The 2016 election year highlighted the growing problem of wealth inequality and finding ways to help the people who are falling behind.
Physics: Toward a practical nuclear pendulum
Researchers from Ludwig-Maximilians-Universitaet (LMU) Munich have, for the first time, measured the lifetime of an excited state in the nucleus of an unstable element.
Flowers use physics to attract pollinators
A new review indicates that flowers may be able to manipulate the laws of physics, by playing with light, using mechanical tricks, and harnessing electrostatic forces to attract pollinators.
Physics, photosynthesis and solar cells
A University of California, Riverside assistant professor has combined photosynthesis and physics to make a key discovery that could help make solar cells more efficient.
2-D physics
Physicist Andrea Young receives a 2016 Packard Fellowship to pursue his studies of van der Waals heterostructures.
Cats seem to grasp the laws of physics
Cats understand the principle of cause and effect as well as some elements of physics.
Plasma physics' giant leap
For the first time, scientists are looking at real data -- not computer models, but direct observation -- about what is happening in the fascinating region where the Earth's magnetic field breaks and then joins with the interplanetary magnetic field.
Nuclear physics' interdisciplinary progress
The theoretical view of the structure of the atom nucleus is not carved in stone.

Related Physics Reading:

Best Science Podcasts 2019

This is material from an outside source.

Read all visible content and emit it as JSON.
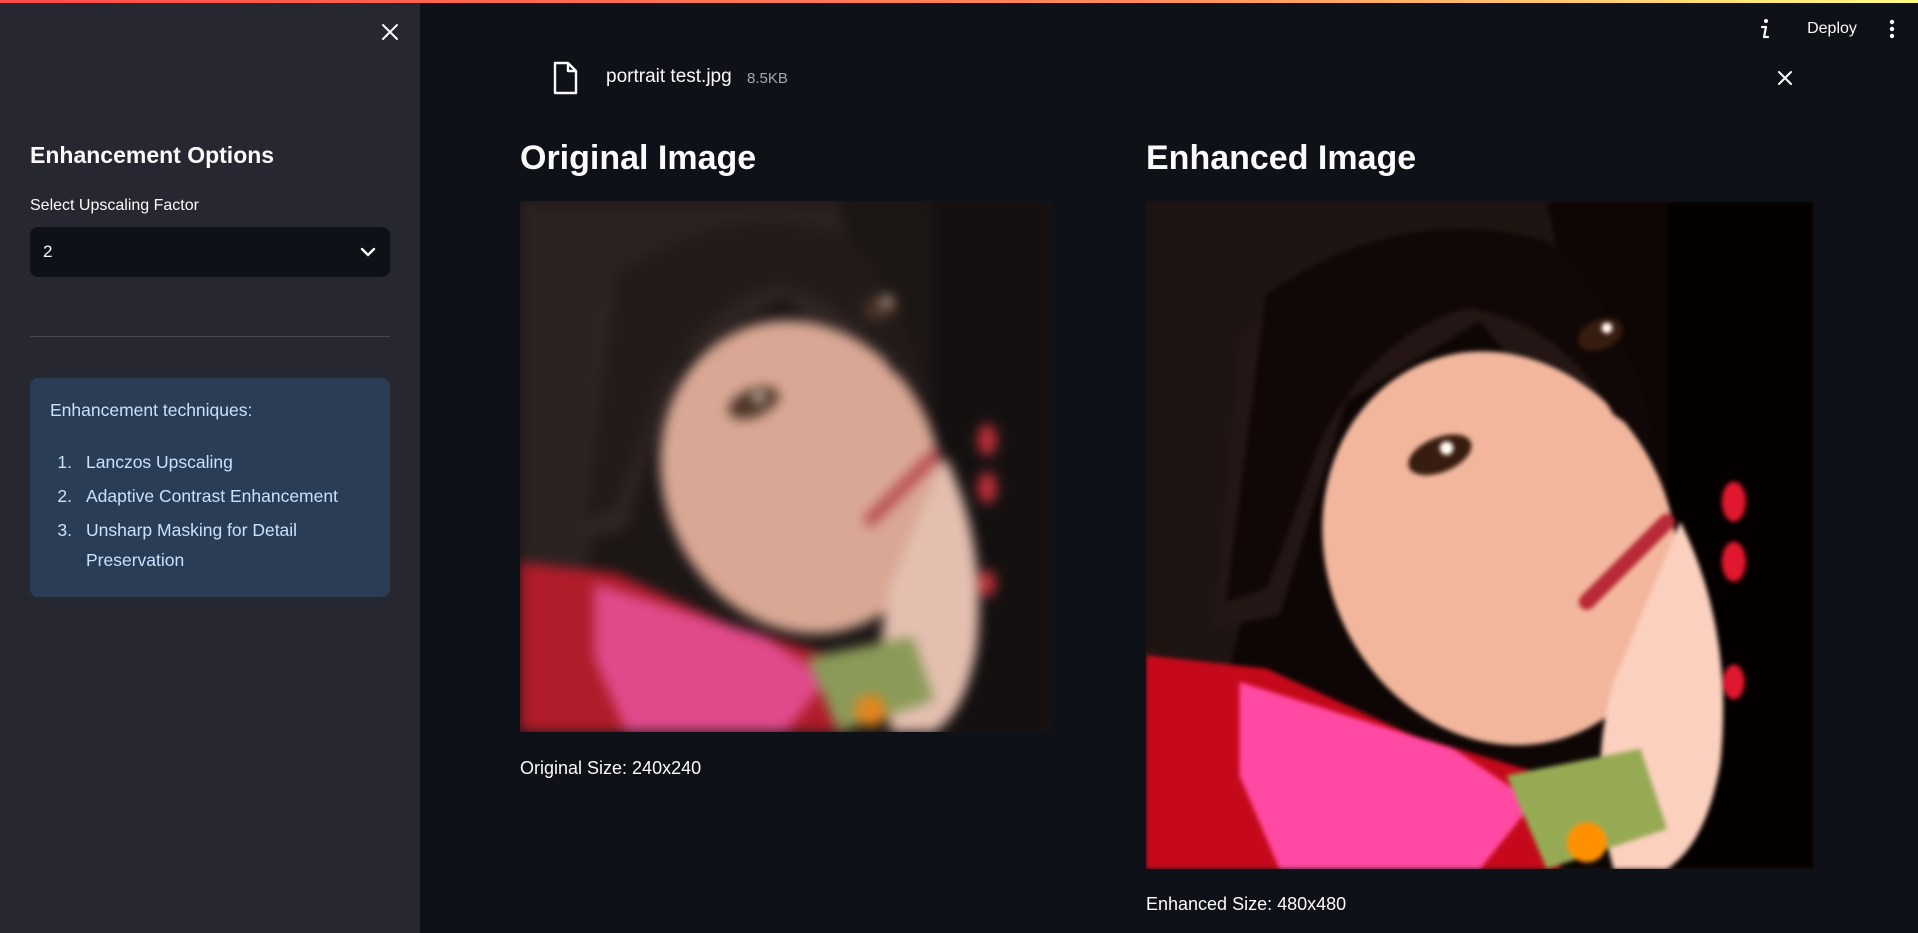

We have hand picked the best science podcasts for 2019. Sit back and enjoy new science podcasts updated daily from your favorite science news services and scientists.
Now Playing: TED Radio Hour

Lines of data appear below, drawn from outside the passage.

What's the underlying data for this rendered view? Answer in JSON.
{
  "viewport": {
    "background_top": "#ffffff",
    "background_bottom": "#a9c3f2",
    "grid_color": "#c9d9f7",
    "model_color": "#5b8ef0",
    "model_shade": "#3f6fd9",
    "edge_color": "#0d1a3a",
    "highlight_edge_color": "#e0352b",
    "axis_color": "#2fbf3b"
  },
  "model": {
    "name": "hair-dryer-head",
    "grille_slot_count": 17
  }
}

Climate Crisis
There's no greater threat to humanity than climate change. What can we do to stop the worst consequences? This hour, TED speakers explore how we can save our planet and whether we can do it in time. Guests include climate activist Greta Thunberg, chemical engineer Jennifer Wilcox, research scientist Sean Davis, food innovator Bruce Friedrich, and psychologist Per Espen Stoknes.
Now Playing: Science for the People

#527 Honey I CRISPR'd the Kids
This week we're coming to you from Awesome Con in Washington, D.C. There, host Bethany Brookshire led a panel of three amazing guests to talk about the promise and perils of CRISPR, and what happens now that CRISPR babies have (maybe?) been born. Featuring science writer Tina Saey, molecular biologist Anne Simon, and bioethicist Alan Regenberg. A Nobel Prize winner argues banning CRISPR babies won’t work Geneticists push for a 5-year global ban on gene-edited babies A CRISPR spin-off causes unintended typos in DNA News of the first gene-edited babies ignited a firestorm The researcher who created CRISPR twins defends...